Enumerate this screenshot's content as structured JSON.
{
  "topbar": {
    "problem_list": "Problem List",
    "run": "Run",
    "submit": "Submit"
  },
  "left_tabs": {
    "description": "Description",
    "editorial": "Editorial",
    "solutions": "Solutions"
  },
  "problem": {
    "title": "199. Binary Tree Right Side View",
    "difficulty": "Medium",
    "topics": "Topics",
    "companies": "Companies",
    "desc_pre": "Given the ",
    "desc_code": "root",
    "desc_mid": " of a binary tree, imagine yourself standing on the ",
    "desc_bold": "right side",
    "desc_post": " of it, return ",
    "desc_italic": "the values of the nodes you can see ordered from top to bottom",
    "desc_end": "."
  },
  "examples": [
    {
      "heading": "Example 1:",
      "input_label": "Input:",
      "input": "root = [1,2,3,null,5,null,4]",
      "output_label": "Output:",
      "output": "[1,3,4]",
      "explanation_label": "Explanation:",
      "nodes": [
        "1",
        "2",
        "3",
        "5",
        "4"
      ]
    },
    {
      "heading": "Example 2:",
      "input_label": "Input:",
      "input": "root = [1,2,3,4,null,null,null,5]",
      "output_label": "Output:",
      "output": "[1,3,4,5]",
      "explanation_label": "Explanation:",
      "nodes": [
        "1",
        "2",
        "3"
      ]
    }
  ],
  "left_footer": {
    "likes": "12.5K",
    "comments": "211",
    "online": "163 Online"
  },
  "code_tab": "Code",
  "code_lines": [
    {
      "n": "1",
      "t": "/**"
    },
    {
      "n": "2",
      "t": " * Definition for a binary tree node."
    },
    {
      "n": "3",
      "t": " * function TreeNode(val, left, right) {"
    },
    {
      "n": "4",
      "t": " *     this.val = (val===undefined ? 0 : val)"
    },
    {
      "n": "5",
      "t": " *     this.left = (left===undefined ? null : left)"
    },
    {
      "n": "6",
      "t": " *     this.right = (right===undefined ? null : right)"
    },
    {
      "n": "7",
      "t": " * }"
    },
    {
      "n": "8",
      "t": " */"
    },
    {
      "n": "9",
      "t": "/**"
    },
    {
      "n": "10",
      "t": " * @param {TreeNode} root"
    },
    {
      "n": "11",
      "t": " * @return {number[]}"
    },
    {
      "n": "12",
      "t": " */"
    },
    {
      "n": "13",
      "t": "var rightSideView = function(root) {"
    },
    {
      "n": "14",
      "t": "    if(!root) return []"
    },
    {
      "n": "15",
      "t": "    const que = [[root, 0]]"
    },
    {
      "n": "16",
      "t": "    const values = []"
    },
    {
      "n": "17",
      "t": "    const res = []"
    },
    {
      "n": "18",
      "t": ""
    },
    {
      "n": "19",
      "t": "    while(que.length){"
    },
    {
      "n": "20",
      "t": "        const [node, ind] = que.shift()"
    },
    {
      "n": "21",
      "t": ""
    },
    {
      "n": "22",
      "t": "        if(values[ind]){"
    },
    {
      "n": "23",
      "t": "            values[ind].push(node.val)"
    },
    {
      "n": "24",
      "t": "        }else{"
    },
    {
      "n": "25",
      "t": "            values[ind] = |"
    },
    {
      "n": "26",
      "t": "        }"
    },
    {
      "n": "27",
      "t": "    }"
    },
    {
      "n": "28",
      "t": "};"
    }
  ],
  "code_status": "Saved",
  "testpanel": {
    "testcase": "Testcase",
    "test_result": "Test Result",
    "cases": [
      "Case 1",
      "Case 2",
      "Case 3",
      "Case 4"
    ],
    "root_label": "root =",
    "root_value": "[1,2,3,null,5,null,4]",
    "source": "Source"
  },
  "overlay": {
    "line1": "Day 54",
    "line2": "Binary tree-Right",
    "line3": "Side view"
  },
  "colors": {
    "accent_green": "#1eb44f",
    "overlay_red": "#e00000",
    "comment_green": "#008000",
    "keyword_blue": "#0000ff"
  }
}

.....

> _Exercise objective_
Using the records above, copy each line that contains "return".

> _Answer space_
    "desc_post": " of it, return ",
      "t": " * @return {number[]}"
      "t": "    if(!root) return []"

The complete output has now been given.